Work required: Extract every line from the records below that contains the word "share".

Exercise data:
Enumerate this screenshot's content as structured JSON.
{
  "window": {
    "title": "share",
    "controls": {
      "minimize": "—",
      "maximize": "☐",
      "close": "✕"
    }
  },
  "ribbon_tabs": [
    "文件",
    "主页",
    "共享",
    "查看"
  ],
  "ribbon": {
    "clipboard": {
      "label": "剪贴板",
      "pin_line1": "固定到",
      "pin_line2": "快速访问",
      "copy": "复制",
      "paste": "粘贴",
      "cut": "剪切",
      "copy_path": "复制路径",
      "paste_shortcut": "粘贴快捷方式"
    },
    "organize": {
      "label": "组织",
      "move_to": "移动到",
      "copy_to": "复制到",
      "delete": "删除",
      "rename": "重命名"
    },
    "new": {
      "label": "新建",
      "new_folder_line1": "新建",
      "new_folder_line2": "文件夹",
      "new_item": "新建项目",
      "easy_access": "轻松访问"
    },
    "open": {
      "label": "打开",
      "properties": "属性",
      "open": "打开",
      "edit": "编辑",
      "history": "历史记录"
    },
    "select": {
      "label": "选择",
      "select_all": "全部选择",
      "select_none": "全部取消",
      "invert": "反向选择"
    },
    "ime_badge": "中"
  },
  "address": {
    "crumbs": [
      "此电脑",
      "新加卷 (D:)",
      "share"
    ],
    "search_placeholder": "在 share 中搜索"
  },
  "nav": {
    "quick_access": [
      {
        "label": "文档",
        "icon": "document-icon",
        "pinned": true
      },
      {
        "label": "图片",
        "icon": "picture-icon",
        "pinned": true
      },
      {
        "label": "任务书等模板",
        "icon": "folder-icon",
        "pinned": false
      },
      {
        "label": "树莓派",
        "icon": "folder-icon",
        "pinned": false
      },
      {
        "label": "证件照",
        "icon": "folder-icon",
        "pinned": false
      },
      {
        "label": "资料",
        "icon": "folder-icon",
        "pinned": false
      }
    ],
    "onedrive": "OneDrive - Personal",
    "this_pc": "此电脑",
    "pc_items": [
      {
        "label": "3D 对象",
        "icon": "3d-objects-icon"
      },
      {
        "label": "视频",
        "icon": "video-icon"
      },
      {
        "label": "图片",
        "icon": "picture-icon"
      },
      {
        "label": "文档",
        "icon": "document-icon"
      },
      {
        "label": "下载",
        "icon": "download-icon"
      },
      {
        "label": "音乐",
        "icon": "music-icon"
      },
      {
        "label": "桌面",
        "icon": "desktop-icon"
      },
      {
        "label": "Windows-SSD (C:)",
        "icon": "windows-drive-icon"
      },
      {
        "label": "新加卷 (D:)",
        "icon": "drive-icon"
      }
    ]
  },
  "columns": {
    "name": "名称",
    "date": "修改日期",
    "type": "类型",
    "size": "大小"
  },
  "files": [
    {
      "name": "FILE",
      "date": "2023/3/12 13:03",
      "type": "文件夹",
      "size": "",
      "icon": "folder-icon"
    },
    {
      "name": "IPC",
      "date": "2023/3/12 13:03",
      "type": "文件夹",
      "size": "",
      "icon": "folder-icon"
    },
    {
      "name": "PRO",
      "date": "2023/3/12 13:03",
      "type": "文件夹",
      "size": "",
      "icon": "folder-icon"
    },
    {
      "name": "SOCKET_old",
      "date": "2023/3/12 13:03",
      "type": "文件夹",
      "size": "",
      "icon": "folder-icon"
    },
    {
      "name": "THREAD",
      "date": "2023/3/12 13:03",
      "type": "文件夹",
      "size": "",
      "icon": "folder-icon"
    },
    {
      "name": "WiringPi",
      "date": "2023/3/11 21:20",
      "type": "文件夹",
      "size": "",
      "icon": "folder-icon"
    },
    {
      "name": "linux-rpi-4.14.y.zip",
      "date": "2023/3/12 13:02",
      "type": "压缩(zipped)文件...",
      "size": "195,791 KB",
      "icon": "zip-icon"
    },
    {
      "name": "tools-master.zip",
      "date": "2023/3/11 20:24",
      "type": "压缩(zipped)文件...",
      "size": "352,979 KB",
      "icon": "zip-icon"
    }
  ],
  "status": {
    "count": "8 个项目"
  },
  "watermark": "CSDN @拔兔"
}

Reply to the exercise:
    "title": "share",
      "share"
    "search_placeholder": "在 share 中搜索"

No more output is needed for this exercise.